Giannetti states that “the filmmaker uses actors as a medium for communicating ideas and emotions” and although Disney is animated, they still use their characters and story line to communicate messages to their audience (Giannetti 5). In Beauty and the Beast, there are many implied messages that can impact the children that are watching the movie. The director mainly focuses on the message that true beauty lies within but unfortunately, the effectiveness of this message is degraded by the message that a person’s outer appearance mirrors their inner appearance.
The most obvious message in Beauty and the Beast is that true beauty lies within and you shouldn’t judge someone by their outer appearance.
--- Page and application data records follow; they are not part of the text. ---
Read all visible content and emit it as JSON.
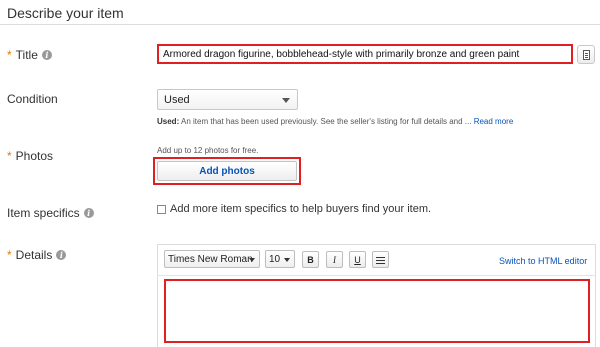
{
  "section": {
    "title": "Describe your item"
  },
  "title_field": {
    "required_mark": "*",
    "label": "Title",
    "value": "Armored dragon figurine, bobblehead-style with primarily bronze and green paint"
  },
  "condition": {
    "label": "Condition",
    "selected": "Used",
    "desc_bold": "Used:",
    "desc_text": " An item that has been used previously. See the seller's listing for full details and ...",
    "read_more": "Read more"
  },
  "photos": {
    "required_mark": "*",
    "label": "Photos",
    "hint": "Add up to 12 photos for free.",
    "button_label": "Add photos"
  },
  "item_specifics": {
    "label": "Item specifics",
    "checkbox_label": "Add more item specifics to help buyers find your item."
  },
  "details": {
    "required_mark": "*",
    "label": "Details",
    "font": "Times New Roman",
    "size": "10",
    "bold_label": "B",
    "italic_label": "I",
    "underline_label": "U",
    "html_link": "Switch to HTML editor"
  },
  "icons": {
    "info": "info-icon",
    "title_side": "document-icon",
    "list": "bulleted-list-icon"
  },
  "colors": {
    "link": "#0654ba",
    "required": "#e07a00",
    "highlight_border": "#e02020"
  }
}
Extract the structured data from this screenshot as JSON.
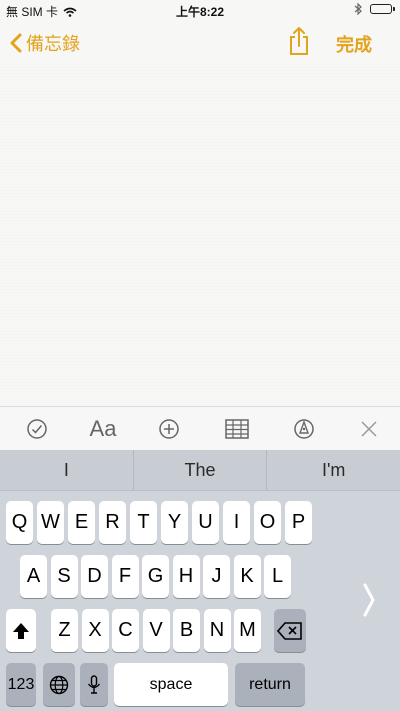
{
  "status": {
    "carrier": "無 SIM 卡",
    "time": "上午8:22"
  },
  "nav": {
    "back_label": "備忘錄",
    "done_label": "完成"
  },
  "suggestions": [
    "I",
    "The",
    "I'm"
  ],
  "keys": {
    "row1": [
      "Q",
      "W",
      "E",
      "R",
      "T",
      "Y",
      "U",
      "I",
      "O",
      "P"
    ],
    "row2": [
      "A",
      "S",
      "D",
      "F",
      "G",
      "H",
      "J",
      "K",
      "L"
    ],
    "row3": [
      "Z",
      "X",
      "C",
      "V",
      "B",
      "N",
      "M"
    ],
    "numbers": "123",
    "space": "space",
    "return": "return"
  },
  "icons": {
    "checklist": "check-circle-icon",
    "format": "Aa",
    "add": "plus-circle-icon",
    "table": "table-icon",
    "markup": "pen-circle-icon",
    "close": "close-icon"
  },
  "colors": {
    "accent": "#e3a31d"
  }
}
The tone of the movie is set in the opening scenes when the old beggar woman warns the young prince to not be deceived by looks because true beauty lies within. In the film, Belle falls in love with the Beast, even though he is not visually appealing to the eye. When she first meets him, he both looks and acts the part, treating people horribly and frightening them. However, over time, Belle begins to fall in love with the person hidden behind the beast facade. This is an important message to the children watching the film as they learn that someone’s appearance doesn’t dictate whom they are inside. As she begins to love the Beast, he begins to realize that he is worth loving despite the way he looks and is actually capable of loving Belle in return. This message is also portrayed as Belle refuses to marry Gaston, a male character who is both attractive and extremely selfish. This taught kids that you shouldn’t marry someone based off of their looks, it is important that they have a good personality too.
Although Beauty and the Beast does teach children that you shouldn’t judge someone based on their looks, it also portrays a negative message regarding the relationship between looks and personality. There are two transformations of characters that support this negative message and we will discuss both of them briefly. The first transformation (and most obvious) is of the beast. In the beginning of the film, the young prince is “spoiled, selfish, and unkind” and as a punishment, he is transformed into a beast (Beauty and the Beast). Throughout the movie, the Beast is just that: beastly. He is beastly looking, treats people horribly, and is frightening. He is under the curse until he learns to truly love another and gain their love in return. If he isn’t able to transform from a selfish beast to a kind man, he will remain ugly and deformed for the rest of his life. Disney makes it apparent throughout the film that the idea of loving someone who looked like the beast isn’t appealing. They use different methods to present this idea to audience, playing on their emotions. The opening scenes of the movie ask the audience “who could ever learn to love a beast?” and at one point during the movie Gaston looks at Belle in utter disgust while he states, “If I didn’t know better, I’d think you have feelings for this monster” (Beauty and The Beast). Young children watching the film begin to associate being ugly and beastly looking with someone who is unlovable, cruel, and frightening. At the end of the movie, Belle falls in love with the Beast, breaking the curse. The moment she announces her love for him, he transforms back into a handsome young prince. Belle loved the Beast for who he was but Disney had to interfere because it only makes sense the beautiful princess ends up with a handsome prince rather than the “beast” she fell in love with right? This transformation implies that outer beauty reflects inner beauty and that a kind, lovable person is more physically attractive. The second character that undergoes a physical transformation is Gaston. Throughout the film, he is highlighted as the “attractive” male character but at the end while he is trying to kill the Beast, his appearance becomes disheveled. He becomes more unattractive as he true selfish and cruel personality becomes more apparent.
The two most apparent messages in Beauty and the Beast are direct contradictions of each other. They play on the emotion of the audience for the entire film, convincing them that even beastly looking people are lovable. However, at the end, the film contradicts this by transforming the Beast into a handsome man as soon as he becomes “lovable”. This is illogical and can cause confusion and frustration from the audience. The audience asks “wait, I though that it didn’t matter what you look like, someone as beautiful as Belle could still marry and live happily ever after with a Beast right?” Disney tells us you’re wrong. This contradiction takes away from the credibility of the film because people feel lied to. Unfortunately, most the time, this contradiction is lost on young children who, like me, don’t realize the negative message that Disney portrayed so effectively until they are older. The credibility of the positive messages Beauty and the Beast is trying trying to send to children at home is also lost because the negative overshadows it.
Understanding Movies is spot on when it states “cinema can be a powerful source of moral persuasion” (Giannetti 4). Young children are like sponges and soak up almost everything they are exposed to, including the messages in Disney movies that they watch on repeat. Unfortunately for Beauty and the Beast, the negative messages they sent outweighed the positive. Although the movie is created on the idea that true beauty lies within, the negative message that outer appearance reflects inner appearance is much more effective. It’s ironic and illogical that a movie based on inner beauty transforms their main character from an ugly beast to an attractive man as soon as he becomes a better person, worthy of the love of a beautiful woman like Belle. Because of this, I give Beauty and the Beast 2 out of 5.